Let your speech be always with grace, seasoned with salt, that ye may know how ye ought to answer every man.
The word “speech” in the Greek text is the word logos. This word is usually translated in the Bible as “word” and is used for the Word of God itself. In the phrase “let your speech be always with grace” we are exhorted to speak kindly and affectionately with the favor and authority of God’s own grace. How often have we heard hellfire and brimstone accompanied with negatives relating to God, or His Word? Here in Colossians 4:6, God exhorts us to speak of His loving favor to others rather than about wrath and condemnation. We can authoritatively speak about the true grace of God because we were saved by grace (Ephesians 2:8).

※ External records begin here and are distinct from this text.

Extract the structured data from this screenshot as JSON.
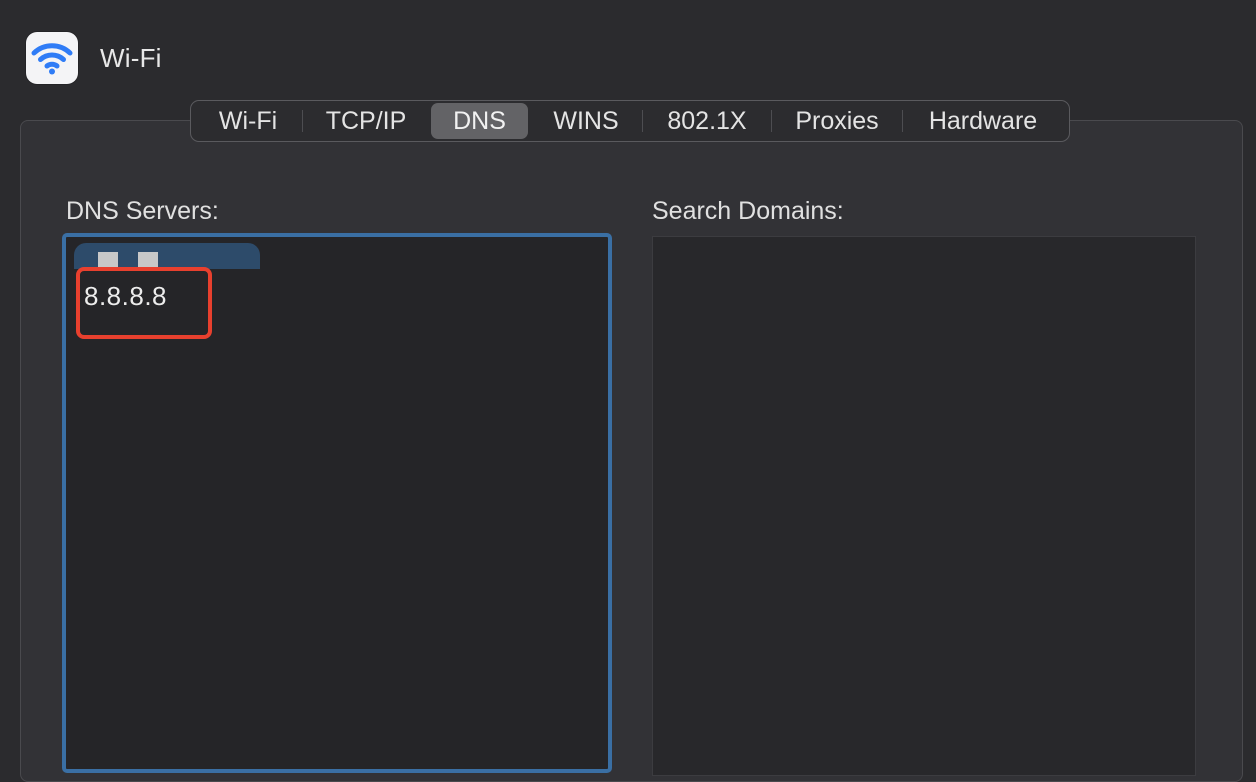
{
  "window": {
    "title": "Wi-Fi",
    "icon": "wifi-icon",
    "icon_color": "#2f7cf6"
  },
  "tabs": [
    {
      "label": "Wi-Fi",
      "active": false
    },
    {
      "label": "TCP/IP",
      "active": false
    },
    {
      "label": "DNS",
      "active": true
    },
    {
      "label": "WINS",
      "active": false
    },
    {
      "label": "802.1X",
      "active": false
    },
    {
      "label": "Proxies",
      "active": false
    },
    {
      "label": "Hardware",
      "active": false
    }
  ],
  "dns_servers": {
    "label": "DNS Servers:",
    "entries": [
      "8.8.8.8"
    ],
    "focus_color": "#3a6fa4",
    "highlight_color": "#e8402e"
  },
  "search_domains": {
    "label": "Search Domains:",
    "entries": []
  }
}
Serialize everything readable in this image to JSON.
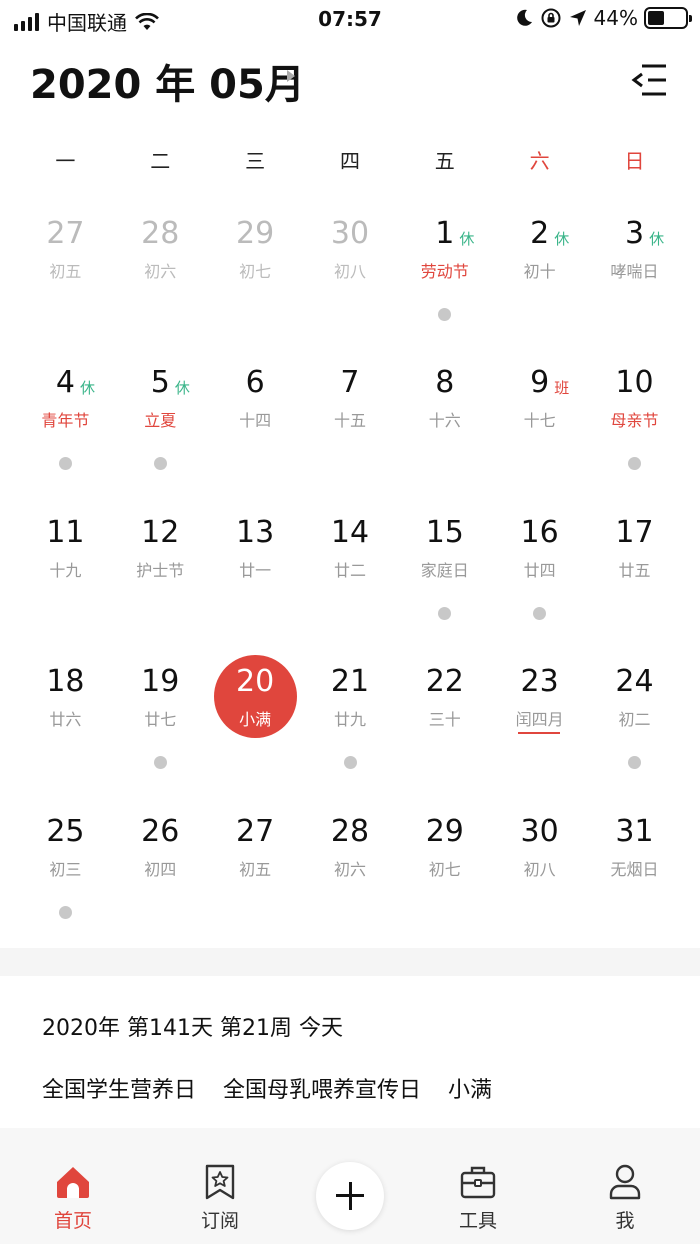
{
  "status_bar": {
    "carrier": "中国联通",
    "time": "07:57",
    "battery_percent": "44%",
    "battery_level": 0.44
  },
  "header": {
    "month_title": "2020 年 05月"
  },
  "weekdays": [
    "一",
    "二",
    "三",
    "四",
    "五",
    "六",
    "日"
  ],
  "calendar": {
    "weeks": [
      [
        {
          "day": "27",
          "lunar": "初五",
          "other": true
        },
        {
          "day": "28",
          "lunar": "初六",
          "other": true
        },
        {
          "day": "29",
          "lunar": "初七",
          "other": true
        },
        {
          "day": "30",
          "lunar": "初八",
          "other": true
        },
        {
          "day": "1",
          "lunar": "劳动节",
          "lunar_red": true,
          "tag": "休",
          "tag_type": "rest",
          "dot": true
        },
        {
          "day": "2",
          "lunar": "初十",
          "tag": "休",
          "tag_type": "rest"
        },
        {
          "day": "3",
          "lunar": "哮喘日",
          "tag": "休",
          "tag_type": "rest"
        }
      ],
      [
        {
          "day": "4",
          "lunar": "青年节",
          "lunar_red": true,
          "tag": "休",
          "tag_type": "rest",
          "dot": true
        },
        {
          "day": "5",
          "lunar": "立夏",
          "lunar_red": true,
          "tag": "休",
          "tag_type": "rest",
          "dot": true
        },
        {
          "day": "6",
          "lunar": "十四"
        },
        {
          "day": "7",
          "lunar": "十五"
        },
        {
          "day": "8",
          "lunar": "十六"
        },
        {
          "day": "9",
          "lunar": "十七",
          "tag": "班",
          "tag_type": "work"
        },
        {
          "day": "10",
          "lunar": "母亲节",
          "lunar_red": true,
          "dot": true
        }
      ],
      [
        {
          "day": "11",
          "lunar": "十九"
        },
        {
          "day": "12",
          "lunar": "护士节"
        },
        {
          "day": "13",
          "lunar": "廿一"
        },
        {
          "day": "14",
          "lunar": "廿二"
        },
        {
          "day": "15",
          "lunar": "家庭日",
          "dot": true
        },
        {
          "day": "16",
          "lunar": "廿四",
          "dot": true
        },
        {
          "day": "17",
          "lunar": "廿五"
        }
      ],
      [
        {
          "day": "18",
          "lunar": "廿六"
        },
        {
          "day": "19",
          "lunar": "廿七",
          "dot": true
        },
        {
          "day": "20",
          "lunar": "小满",
          "today": true
        },
        {
          "day": "21",
          "lunar": "廿九",
          "dot": true
        },
        {
          "day": "22",
          "lunar": "三十"
        },
        {
          "day": "23",
          "lunar": "闰四月",
          "underline": true
        },
        {
          "day": "24",
          "lunar": "初二",
          "dot": true
        }
      ],
      [
        {
          "day": "25",
          "lunar": "初三",
          "dot": true
        },
        {
          "day": "26",
          "lunar": "初四"
        },
        {
          "day": "27",
          "lunar": "初五"
        },
        {
          "day": "28",
          "lunar": "初六"
        },
        {
          "day": "29",
          "lunar": "初七"
        },
        {
          "day": "30",
          "lunar": "初八"
        },
        {
          "day": "31",
          "lunar": "无烟日"
        }
      ]
    ]
  },
  "info": {
    "summary": "2020年 第141天 第21周 今天",
    "events": [
      "全国学生营养日",
      "全国母乳喂养宣传日",
      "小满"
    ]
  },
  "tabbar": {
    "home": "首页",
    "subscribe": "订阅",
    "tools": "工具",
    "me": "我"
  },
  "colors": {
    "accent": "#e0463d",
    "rest_tag": "#3bb58a",
    "muted": "#999999",
    "dot": "#c8c8c8"
  },
  "icons": [
    "signal-icon",
    "wifi-icon",
    "moon-icon",
    "rotation-lock-icon",
    "location-arrow-icon",
    "battery-icon",
    "menu-collapse-icon",
    "home-icon",
    "bookmark-star-icon",
    "plus-icon",
    "toolbox-icon",
    "person-icon"
  ]
}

The phrase “. . . seasoned with salt” means to present God’s grace in a savory and flavorsome way to others as it has been (or at least should have been) spoken to you. God obviously foresaw that His Word would at times be mishandled, wrongly interpreted, and spoken with venomous wrath and condemnation, and even in hypocrisy to others. Salt in the Bible is not only used as a preservative but it also represents one’s commitment and dedication to God. We are saved for eternity and have been entrusted with God’s Word (II Corinthians 5:19). As we ourselves become committed to His Word, He then kindly asks us to speak His Word entrusted to us with grace (I Corinthians 5:18-20).
Then the next phrase in Colossians 4:6 is “. . . that ye may know how ye ought to answer every man.” We cannot answer until a question is put forth. As others become aware of our Christian standing and see our excitement, they will without a doubt begin to ask us questions. Some people may be very sincere (perhaps they are searching as we have done in the past). Others may ask with other motives. Either way, God wants us to be prepared to speak of His divine grace. As we answer in the way God encourages us to, others will see our commitment and dedication to Him, which will promote our genuine sincerity as well as placing God in the favorable light due to Him (I Peter 3:15).
This is why the verse preceding Colossians 4:6 states “Walk in wisdom toward them that are without . . .” To walk in the wisdom of God’s gracious Word toward them who are without may be the key factor in someone’s decision to make the ultimate confession in Romans 10:9-10 and live a life with God in His loving abundant grace, as we have.